The Falls of Lora

During my moving water obsession, I took the North Staffs BSAC including my bride to be Nicola up to Oban to dive the deep clear water of the area, the wreck of the Breda and also one of my favourite drift dives “The Falls of Lora”

This famous Scottish drift dive is in the estuary near to Oban and is the stretch of water that runs under the Connel Bridge. This is a tidal dive and currents approaching the bridge run at 8 knots and as the water shallows from 30m to 8m under the bridge speeds of up to 13 knots can be achieved. Certainly fast enough to have our diver heavy inflatable pushed backwards even under full power from a 40hp outboard!

Entering the water 100 metres away from the bridge, Nicola and I are roped together and as soon as we submerge we are separated from the other divers and pulled down to 30 metres. We are swept along underwater channels like starfighters on the Death Planet, the force of the water puts our fins on our backs and we steer with our arms out and subtle body movements to sweep past or over rocky obstructions, to turn your head is to feel your dive mask pushed across your face so we fly looking straight ahead, always careful not to get ourselves into a constricting passage that can trap us.

We surface after an exhilarating dive beyond the bridge only to find ourselves pulled into the centre of a 20-metre wide whirlpool. It’s not strong enough to pull us down but swimming out with dive gear on is impossible! We have two alternatives, either ditch the gear and swim out or let the whirlpool take us down and then exit at the bottom. I explain to Nicola that these whirlpools can be swum out of at the bottom and that there are often up eddies there to take us back to the surface.
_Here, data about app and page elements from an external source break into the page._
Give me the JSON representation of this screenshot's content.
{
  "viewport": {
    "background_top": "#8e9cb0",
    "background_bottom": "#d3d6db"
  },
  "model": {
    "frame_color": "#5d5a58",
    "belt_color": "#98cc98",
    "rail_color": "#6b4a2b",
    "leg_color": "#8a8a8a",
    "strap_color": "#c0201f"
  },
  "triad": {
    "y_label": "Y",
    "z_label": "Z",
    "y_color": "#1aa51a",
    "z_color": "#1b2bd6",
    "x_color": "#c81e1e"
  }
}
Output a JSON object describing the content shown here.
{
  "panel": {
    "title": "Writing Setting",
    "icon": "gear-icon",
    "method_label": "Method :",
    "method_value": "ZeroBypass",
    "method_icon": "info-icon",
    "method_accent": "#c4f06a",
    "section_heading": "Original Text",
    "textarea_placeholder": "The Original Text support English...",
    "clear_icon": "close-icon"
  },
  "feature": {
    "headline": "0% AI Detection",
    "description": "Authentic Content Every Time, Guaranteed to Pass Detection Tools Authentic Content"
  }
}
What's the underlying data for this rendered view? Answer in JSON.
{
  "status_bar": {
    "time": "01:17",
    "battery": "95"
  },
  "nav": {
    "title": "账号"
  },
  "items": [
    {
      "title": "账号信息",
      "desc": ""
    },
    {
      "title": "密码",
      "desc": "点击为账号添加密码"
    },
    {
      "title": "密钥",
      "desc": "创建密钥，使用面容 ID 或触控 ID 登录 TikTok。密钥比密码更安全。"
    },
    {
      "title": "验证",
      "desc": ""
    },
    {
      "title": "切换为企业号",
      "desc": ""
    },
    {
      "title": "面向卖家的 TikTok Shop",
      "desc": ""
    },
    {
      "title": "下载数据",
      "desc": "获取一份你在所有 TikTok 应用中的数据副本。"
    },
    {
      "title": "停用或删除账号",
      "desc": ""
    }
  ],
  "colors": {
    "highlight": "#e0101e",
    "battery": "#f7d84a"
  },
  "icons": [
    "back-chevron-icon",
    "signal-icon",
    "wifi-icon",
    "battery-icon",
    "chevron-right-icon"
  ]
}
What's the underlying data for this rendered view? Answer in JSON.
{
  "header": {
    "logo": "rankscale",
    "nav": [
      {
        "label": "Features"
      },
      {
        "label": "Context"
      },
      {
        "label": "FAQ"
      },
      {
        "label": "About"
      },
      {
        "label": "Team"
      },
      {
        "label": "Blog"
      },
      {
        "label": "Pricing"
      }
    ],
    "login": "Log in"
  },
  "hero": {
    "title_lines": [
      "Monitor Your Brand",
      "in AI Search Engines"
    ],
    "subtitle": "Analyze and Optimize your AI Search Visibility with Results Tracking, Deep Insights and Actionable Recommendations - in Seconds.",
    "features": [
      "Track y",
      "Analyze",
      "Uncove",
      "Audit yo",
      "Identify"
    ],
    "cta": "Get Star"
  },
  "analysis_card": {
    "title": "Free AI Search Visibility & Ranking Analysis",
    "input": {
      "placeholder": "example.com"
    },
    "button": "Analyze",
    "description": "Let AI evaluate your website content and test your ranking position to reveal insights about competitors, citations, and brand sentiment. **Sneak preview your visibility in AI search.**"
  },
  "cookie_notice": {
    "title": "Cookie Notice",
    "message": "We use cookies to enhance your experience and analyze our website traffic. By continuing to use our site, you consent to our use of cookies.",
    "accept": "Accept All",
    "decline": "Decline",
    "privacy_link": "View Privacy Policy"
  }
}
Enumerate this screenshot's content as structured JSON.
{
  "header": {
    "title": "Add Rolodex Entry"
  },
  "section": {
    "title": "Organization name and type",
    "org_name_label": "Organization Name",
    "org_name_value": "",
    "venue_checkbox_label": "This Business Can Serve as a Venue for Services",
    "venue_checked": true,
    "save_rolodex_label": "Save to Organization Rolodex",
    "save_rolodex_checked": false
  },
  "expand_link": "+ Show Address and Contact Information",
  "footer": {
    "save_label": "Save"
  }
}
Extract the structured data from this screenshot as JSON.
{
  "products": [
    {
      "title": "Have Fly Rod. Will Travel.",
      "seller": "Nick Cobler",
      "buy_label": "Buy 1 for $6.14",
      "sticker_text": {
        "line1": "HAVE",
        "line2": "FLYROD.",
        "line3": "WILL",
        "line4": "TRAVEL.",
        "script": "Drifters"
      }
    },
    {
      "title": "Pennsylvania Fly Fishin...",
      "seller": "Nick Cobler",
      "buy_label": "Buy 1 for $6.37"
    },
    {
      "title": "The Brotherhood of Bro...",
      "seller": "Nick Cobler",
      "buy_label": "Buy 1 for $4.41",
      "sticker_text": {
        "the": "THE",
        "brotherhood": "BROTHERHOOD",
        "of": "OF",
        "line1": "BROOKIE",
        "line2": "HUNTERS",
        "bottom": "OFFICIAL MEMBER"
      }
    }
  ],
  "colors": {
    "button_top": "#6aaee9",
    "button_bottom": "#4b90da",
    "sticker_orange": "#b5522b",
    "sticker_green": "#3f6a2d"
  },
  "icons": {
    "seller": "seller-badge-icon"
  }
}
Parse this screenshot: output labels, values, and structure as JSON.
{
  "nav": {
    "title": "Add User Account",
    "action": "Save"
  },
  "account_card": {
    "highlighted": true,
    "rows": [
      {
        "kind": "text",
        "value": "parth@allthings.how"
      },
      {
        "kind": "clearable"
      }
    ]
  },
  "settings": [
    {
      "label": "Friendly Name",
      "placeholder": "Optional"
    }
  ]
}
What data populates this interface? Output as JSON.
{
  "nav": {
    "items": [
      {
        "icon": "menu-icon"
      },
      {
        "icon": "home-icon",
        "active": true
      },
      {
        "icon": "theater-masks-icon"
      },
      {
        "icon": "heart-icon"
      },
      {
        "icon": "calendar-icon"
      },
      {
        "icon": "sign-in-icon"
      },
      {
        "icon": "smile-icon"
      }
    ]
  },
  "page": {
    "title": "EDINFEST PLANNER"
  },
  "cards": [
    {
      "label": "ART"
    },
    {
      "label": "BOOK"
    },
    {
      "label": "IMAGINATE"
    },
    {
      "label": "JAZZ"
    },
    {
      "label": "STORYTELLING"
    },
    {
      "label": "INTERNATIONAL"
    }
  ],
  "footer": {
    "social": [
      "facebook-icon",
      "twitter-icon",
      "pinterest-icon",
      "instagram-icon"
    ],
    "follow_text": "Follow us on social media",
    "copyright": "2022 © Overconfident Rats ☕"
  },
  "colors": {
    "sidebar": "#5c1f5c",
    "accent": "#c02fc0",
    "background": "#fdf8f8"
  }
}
She has absolute faith in me and we dump the air out of our stab jackets and drop down the centre of the whirlpool to find bottom at 30 metres. Here all is calm and we are able to surface usually well downstream from the whirlpool.

As we drift on the surface we see other members of our dive group, some in their original buddy pairs and others solo having been separated on the dive. I’m surprised how the flow of water isn’t uniform across the full width, with the water running at different speeds in different spots and even back eddies going in the opposite direction. We watch bemused as other divers in faster-moving water overtake us and try as we might are unable to swim into their stream of water just a few metres away.